Updated: Jul 6
I was watching my son play with a LeapPad toy book.
It had a sensing pen to teach colors, letters, numbers, etc by tracing them in a book.
It had similar functionality to a book that I remember as a kid.
The one I remember from 20 years ago had a big molded plastic shell, electronically sensing stylus, etc. It was heavy and bulky.
The modern version is so simple and low cost.
Everything was enclosed within the pen itself. The pen had a camera at the tip and recognized images by reading micro-printed patterns on the page. It had a speaker at the end.
Presumably, the pen was capable of working with any printed matter.
Maybe it would even expand to allow user-generated content, printed from a home printer?
This is real innovation in the toy space, leveraging modern image recognition and 2D barcode reading technology to teach kids basic skills.
From a business perspective, it's a great way to provide a flexible learning platform that can grow and change with the kids, with low-cost supplement material (ink on paper)
The supplement material is low cost, which means high profit.
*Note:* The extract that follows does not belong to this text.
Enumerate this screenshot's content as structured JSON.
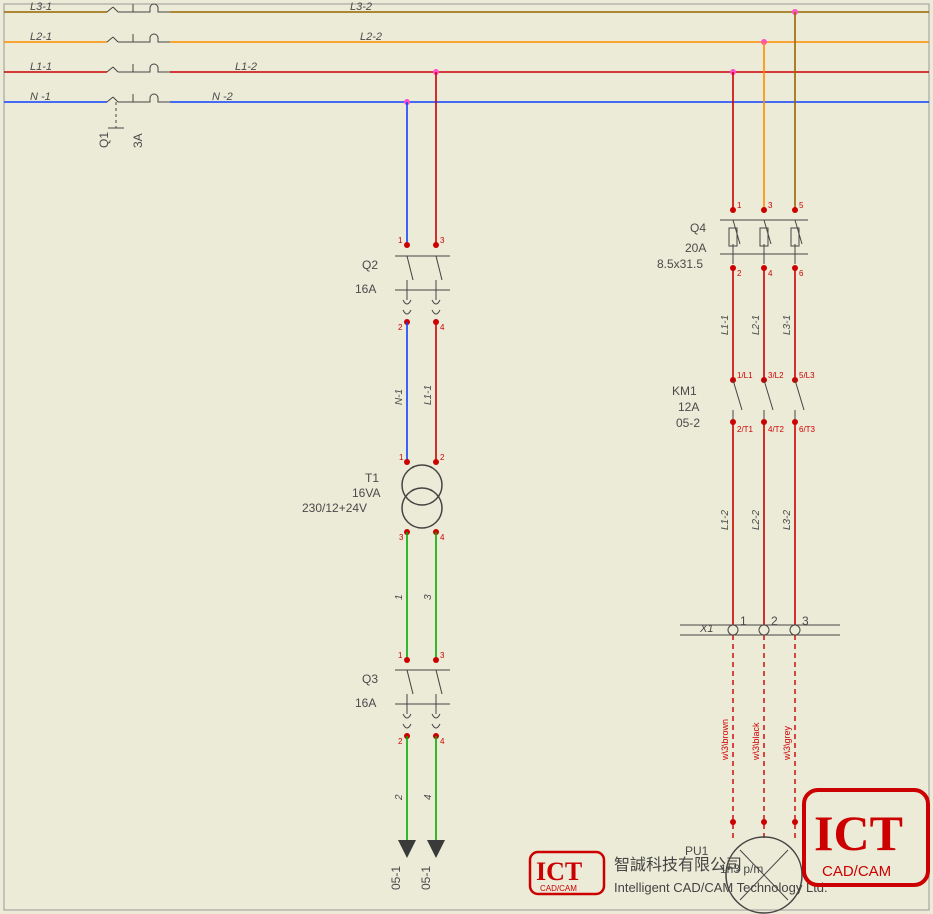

Higher profits mean that there's room in the budget to partner with popular brands (licensing agreements to increase sales).
It's also a great example of cost-savings in production: The reduced size of the molded plastic housings means low-cost tools/molds.
I see product design innovation everywhere.
Thanks for all your thoughts and encouraging feedback.
Signup here to get this newsletter in your inbox: